=== Section Start ===

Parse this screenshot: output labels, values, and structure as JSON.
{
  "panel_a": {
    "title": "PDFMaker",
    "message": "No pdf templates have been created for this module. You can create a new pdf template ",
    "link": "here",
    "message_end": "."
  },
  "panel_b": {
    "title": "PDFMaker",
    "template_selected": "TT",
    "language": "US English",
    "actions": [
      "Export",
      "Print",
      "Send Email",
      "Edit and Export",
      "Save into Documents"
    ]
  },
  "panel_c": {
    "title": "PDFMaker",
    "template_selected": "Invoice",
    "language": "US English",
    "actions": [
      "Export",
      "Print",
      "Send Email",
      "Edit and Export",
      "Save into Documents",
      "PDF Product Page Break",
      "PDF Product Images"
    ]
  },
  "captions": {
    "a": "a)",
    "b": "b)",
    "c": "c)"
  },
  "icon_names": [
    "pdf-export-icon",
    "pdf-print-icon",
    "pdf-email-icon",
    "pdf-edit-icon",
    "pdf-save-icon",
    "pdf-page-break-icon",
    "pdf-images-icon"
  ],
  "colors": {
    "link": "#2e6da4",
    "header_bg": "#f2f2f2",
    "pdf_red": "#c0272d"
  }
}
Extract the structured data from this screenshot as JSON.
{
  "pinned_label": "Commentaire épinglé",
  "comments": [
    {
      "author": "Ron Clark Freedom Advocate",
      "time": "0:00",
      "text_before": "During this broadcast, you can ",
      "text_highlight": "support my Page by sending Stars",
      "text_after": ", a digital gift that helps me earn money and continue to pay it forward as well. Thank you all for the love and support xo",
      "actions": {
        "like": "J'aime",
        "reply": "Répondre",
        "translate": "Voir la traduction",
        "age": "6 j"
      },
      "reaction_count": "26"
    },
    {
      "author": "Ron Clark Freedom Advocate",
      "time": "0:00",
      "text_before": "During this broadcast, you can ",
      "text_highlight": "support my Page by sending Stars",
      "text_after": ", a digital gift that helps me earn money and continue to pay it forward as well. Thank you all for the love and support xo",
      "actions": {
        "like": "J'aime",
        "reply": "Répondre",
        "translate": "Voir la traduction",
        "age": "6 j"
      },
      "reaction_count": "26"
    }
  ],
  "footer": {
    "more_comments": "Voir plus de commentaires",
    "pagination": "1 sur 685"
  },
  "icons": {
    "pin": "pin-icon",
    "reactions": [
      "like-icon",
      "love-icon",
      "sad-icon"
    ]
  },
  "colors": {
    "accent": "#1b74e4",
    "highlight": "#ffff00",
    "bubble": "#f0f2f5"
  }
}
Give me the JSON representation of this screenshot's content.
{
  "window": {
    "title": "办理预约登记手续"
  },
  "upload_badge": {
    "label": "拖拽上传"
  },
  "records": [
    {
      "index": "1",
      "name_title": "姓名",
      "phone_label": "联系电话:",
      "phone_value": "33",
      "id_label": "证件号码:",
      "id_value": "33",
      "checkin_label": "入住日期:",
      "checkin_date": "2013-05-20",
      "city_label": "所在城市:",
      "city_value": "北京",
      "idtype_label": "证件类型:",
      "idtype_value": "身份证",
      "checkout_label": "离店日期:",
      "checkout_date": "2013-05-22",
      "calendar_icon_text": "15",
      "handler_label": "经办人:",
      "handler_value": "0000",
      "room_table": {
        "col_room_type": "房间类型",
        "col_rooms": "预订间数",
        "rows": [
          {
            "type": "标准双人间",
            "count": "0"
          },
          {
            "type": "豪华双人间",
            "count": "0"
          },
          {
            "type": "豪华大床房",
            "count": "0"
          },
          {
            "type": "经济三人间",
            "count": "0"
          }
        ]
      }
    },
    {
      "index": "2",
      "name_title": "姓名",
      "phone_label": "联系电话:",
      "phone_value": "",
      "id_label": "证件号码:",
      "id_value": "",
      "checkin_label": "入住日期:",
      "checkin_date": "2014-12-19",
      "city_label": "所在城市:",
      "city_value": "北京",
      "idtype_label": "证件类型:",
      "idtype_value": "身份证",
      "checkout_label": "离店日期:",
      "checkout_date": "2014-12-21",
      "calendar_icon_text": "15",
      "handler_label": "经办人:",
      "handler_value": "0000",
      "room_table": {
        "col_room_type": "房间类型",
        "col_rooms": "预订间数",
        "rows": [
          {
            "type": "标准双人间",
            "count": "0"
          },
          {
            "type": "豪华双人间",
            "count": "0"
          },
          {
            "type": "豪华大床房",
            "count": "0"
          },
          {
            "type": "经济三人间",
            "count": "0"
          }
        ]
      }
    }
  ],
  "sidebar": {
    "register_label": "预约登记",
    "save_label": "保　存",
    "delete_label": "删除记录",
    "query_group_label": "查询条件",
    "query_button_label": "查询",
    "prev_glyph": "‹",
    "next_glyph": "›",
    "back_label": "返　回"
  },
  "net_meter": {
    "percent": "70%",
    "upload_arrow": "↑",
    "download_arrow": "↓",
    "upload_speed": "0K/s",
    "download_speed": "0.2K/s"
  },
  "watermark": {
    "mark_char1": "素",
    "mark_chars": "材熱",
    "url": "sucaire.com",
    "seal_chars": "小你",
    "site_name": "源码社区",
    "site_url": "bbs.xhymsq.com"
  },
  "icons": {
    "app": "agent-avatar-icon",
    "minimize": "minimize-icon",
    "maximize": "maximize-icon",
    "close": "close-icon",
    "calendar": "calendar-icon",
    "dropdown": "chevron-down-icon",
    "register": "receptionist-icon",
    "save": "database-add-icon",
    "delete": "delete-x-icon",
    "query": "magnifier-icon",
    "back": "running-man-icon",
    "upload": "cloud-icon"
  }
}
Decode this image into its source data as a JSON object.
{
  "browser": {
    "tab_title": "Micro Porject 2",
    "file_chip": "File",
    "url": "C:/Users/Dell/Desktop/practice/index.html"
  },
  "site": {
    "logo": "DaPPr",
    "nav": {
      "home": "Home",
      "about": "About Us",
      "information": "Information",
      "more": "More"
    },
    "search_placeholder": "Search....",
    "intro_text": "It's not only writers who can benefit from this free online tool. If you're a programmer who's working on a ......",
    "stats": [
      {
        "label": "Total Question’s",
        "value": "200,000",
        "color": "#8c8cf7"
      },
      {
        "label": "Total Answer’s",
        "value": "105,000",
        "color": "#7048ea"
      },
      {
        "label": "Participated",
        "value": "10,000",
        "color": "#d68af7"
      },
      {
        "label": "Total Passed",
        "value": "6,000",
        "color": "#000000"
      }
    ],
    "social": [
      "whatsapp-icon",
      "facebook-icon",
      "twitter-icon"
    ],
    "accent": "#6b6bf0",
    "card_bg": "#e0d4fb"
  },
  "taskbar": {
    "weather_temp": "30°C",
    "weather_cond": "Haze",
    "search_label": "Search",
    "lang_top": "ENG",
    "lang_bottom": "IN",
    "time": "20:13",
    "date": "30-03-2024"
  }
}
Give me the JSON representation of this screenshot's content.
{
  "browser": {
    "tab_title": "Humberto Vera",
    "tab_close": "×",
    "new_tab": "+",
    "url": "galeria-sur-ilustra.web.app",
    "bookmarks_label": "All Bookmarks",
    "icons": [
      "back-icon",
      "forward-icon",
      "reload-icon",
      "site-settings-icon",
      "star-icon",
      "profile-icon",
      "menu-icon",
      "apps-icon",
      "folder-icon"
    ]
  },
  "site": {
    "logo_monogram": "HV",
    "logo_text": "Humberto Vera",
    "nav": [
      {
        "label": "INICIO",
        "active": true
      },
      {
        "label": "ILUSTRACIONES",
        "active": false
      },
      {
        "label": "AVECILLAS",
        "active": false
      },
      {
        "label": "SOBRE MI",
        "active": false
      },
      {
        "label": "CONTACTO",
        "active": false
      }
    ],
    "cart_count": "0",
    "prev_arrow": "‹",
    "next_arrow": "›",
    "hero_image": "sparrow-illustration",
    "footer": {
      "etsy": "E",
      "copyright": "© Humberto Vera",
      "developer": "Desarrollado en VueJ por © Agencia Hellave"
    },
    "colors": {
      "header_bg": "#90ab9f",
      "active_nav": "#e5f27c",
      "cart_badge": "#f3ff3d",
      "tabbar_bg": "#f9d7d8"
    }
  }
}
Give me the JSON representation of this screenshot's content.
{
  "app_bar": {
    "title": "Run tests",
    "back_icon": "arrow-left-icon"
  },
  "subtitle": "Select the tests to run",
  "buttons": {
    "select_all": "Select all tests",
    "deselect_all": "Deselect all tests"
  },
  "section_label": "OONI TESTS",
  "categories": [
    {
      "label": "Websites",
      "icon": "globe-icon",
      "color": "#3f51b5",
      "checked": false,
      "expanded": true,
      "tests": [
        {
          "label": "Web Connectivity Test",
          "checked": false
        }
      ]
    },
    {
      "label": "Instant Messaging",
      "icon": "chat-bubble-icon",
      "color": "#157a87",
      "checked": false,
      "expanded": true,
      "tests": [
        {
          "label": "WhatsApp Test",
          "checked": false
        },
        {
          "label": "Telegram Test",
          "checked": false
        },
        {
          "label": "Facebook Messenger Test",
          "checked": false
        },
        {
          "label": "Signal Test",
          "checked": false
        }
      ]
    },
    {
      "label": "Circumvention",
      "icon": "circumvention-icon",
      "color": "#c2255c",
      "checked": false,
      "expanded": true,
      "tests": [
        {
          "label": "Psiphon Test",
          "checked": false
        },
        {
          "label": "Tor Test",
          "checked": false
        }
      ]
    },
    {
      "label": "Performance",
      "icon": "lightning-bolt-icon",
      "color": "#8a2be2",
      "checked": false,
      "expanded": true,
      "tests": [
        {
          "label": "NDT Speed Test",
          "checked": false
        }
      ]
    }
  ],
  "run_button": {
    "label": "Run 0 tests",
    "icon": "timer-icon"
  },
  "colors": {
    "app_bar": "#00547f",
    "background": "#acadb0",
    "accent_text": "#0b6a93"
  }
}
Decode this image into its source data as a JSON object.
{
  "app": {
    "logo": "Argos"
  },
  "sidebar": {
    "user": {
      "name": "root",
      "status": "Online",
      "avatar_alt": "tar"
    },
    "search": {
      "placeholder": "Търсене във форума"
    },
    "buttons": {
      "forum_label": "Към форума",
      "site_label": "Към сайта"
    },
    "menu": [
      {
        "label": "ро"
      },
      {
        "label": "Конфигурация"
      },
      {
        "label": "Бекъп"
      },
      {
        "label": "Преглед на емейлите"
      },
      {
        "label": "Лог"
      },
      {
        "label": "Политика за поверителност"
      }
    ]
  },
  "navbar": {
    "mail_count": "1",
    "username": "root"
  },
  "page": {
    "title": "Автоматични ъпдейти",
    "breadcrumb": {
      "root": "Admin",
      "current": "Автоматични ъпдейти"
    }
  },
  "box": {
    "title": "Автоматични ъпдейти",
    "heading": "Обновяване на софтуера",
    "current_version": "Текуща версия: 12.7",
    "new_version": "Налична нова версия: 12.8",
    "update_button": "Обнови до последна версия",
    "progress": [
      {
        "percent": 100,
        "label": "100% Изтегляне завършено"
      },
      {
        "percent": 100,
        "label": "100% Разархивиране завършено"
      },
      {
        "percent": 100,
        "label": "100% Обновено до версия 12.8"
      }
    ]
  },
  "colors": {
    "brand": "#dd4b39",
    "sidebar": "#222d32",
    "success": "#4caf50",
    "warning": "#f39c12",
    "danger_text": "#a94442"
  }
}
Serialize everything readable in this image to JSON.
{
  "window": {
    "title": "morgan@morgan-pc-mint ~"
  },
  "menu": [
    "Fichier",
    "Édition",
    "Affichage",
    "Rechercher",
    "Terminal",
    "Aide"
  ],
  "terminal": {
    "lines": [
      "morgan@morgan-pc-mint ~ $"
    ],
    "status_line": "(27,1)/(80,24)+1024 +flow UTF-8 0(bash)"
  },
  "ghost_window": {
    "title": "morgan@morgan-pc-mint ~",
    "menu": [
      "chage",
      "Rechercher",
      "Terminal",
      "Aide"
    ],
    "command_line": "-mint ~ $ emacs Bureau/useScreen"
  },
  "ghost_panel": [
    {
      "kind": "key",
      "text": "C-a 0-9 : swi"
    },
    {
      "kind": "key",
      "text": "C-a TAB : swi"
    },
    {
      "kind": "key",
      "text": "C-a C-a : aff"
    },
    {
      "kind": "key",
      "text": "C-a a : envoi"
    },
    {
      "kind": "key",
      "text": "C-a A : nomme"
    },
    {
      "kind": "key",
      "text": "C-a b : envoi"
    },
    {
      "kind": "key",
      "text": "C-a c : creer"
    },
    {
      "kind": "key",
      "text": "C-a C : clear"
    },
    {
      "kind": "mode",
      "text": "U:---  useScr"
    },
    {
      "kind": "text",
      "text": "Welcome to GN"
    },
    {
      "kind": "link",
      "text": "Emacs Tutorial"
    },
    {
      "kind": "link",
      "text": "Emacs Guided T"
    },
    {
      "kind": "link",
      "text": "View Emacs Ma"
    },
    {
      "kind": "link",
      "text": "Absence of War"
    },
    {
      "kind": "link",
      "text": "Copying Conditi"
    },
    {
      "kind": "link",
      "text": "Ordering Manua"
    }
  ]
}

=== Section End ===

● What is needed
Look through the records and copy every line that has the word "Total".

● Answer below
        "label": "Total Question’s",
        "label": "Total Answer’s",
        "label": "Total Passed",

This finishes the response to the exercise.